The main use i can imagine for this is if you run a NAT/torrent workhorse without X server,you could ssh to it and actually check media files.

To activate in VLC, go to Tools>Preferences>Video and then select ASCII from the outputs drop down. Colour ASCII is also available.”

sony_video_player

If you’re a linux user, and own a Sony MP3 player, Sony couldnt care less about you. Even if you are a Windows user, the syncing software provided by sony (connect and sonicstage) are possibly the two worst pieces of software I have ever encountered – so I was overjoyed to discover this project.

JSymphonic is a Java program for synchronising and transferring music to and from Sony MP3 players. Being java based, it is platform independent, able to run on any machine that handles java. Supports generation 3 onwards, which covers almost everyone. If you havea sony player you NEED this. say goodbye to sonys awful software forever.

Peep the excellent documentation right here

I’m pretty sure that most linux users must have been introduced to computers using windows before finally reaching enlightenment, i certainly know I was.
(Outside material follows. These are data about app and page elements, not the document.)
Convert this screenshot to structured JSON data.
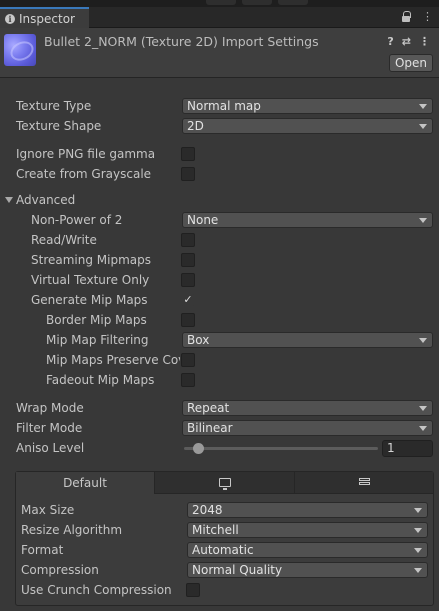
{
  "window": {
    "tab_label": "Inspector"
  },
  "header": {
    "title": "Bullet 2_NORM (Texture 2D) Import Settings",
    "open_button": "Open",
    "help_icon": "?",
    "preset_icon": "⇄",
    "menu_icon": "⋮"
  },
  "fields": {
    "texture_type": {
      "label": "Texture Type",
      "value": "Normal map"
    },
    "texture_shape": {
      "label": "Texture Shape",
      "value": "2D"
    },
    "ignore_png_gamma": {
      "label": "Ignore PNG file gamma",
      "checked": false
    },
    "create_from_grayscale": {
      "label": "Create from Grayscale",
      "checked": false
    },
    "advanced": {
      "label": "Advanced",
      "expanded": true
    },
    "non_power_of_2": {
      "label": "Non-Power of 2",
      "value": "None"
    },
    "read_write": {
      "label": "Read/Write",
      "checked": false
    },
    "streaming_mipmaps": {
      "label": "Streaming Mipmaps",
      "checked": false
    },
    "virtual_texture_only": {
      "label": "Virtual Texture Only",
      "checked": false
    },
    "generate_mip_maps": {
      "label": "Generate Mip Maps",
      "checked": true,
      "check_glyph": "✓"
    },
    "border_mip_maps": {
      "label": "Border Mip Maps",
      "checked": false
    },
    "mip_map_filtering": {
      "label": "Mip Map Filtering",
      "value": "Box"
    },
    "mip_maps_preserve_coverage": {
      "label": "Mip Maps Preserve Cov",
      "checked": false
    },
    "fadeout_mip_maps": {
      "label": "Fadeout Mip Maps",
      "checked": false
    },
    "wrap_mode": {
      "label": "Wrap Mode",
      "value": "Repeat"
    },
    "filter_mode": {
      "label": "Filter Mode",
      "value": "Bilinear"
    },
    "aniso_level": {
      "label": "Aniso Level",
      "value": "1",
      "slider_fraction": 0.0
    }
  },
  "platform": {
    "tabs": [
      {
        "label": "Default",
        "icon": null,
        "active": true
      },
      {
        "label": "",
        "icon": "monitor-icon",
        "active": false
      },
      {
        "label": "",
        "icon": "server-icon",
        "active": false
      }
    ],
    "max_size": {
      "label": "Max Size",
      "value": "2048"
    },
    "resize_algorithm": {
      "label": "Resize Algorithm",
      "value": "Mitchell"
    },
    "format": {
      "label": "Format",
      "value": "Automatic"
    },
    "compression": {
      "label": "Compression",
      "value": "Normal Quality"
    },
    "use_crunch": {
      "label": "Use Crunch Compression",
      "checked": false
    }
  },
  "colors": {
    "background": "#383838",
    "tab_accent": "#3a79bb",
    "dropdown": "#515151",
    "checkbox": "#2a2a2a"
  }
}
So here is a little selection of apps and utils that I put together when I was a Windows user. check it out, because there is some pretty cool stuff here. Word of warning, the stuff on here is a little netbook/EEE specific, but still worth a look even if you’re not on that hardware

Launchy
Launchy is a program that allows applications and directories to be accessed with a simple keyboard shortcut.

Call launchy by pressing Alt+Space, start typing an application, press enter

Simply press Alt+Space, and start typing the name of the application or folder, Launchy will usually guess correctly after just two or 3 characters have been typed. If launchy guessed wrong, just select your choice from a drop down (launchy will remember your choices for next time) or press escape to dismiss the active window. Say good bye to the start button forever!

EEECTL
EEECTL is a utility which allows you to overclock, or underclock the CPU of the ASUS EEE PC.

In addition, it also provides a reading of the CPU temperature, allows control of the system fan, and also screen brightness

Fully configurable - you can set your own profiles for clockspeed, fanspeed and screen brightnessThe software can be modified via a .ini file, allowing individual users to set their own parameters. This means custom profiles can be created allowing users to overclock or underclock as much as they want (at their own risk ofcourse).

The program was written for the EEEPC 700 series, but is compatible with all celeron M based EEEs – head over to http://www.eeeuser.com forums for more advice on this program, as well as pre altered .ini files best suited to your model.

Perfect for squeezing a little extra performance or a little extra battery life out of your machine, depending on your needs.

Be warned, some configurations can lead to system instability

Bat Stats
As all netbook users know, battery life is important. with such a portable device, its very common to find yourself a long way from the nearest power outlet. so for this reason, its important to have accurate battery life indicator.

One problem that many laptops suffer from, is the lack of a ‘smart’ battery, often leading to battery indicators being wildly inacurrate.

One program that overcomes this problem is batstats. It works by profiling a battery once (letting it run down from a full charge, timing it, and recording voltage levels each minute). This allows the software to accurately assess your batterys remaining charge in minutes and percentage by cross referencing it against the recorded data.

batstats was written for the EEE PC, but will work just as well on any laptop (so long as a custom battery profile has been created.

Batstats will also act as a ‘low battery alarm’ and ’emergency shutdown’ – meaning you can disable the Windows power management options for this.

batstats1batstatsThe only shortfalling of this program is that, aesthetically, it is somewhat ugly, but the tray icon is fine, and once configured, you shouldnt ever need to open the main program again.

I highly recommend this program to anyone using a ‘dumb’ battery in their netbook.

More of these coming soon.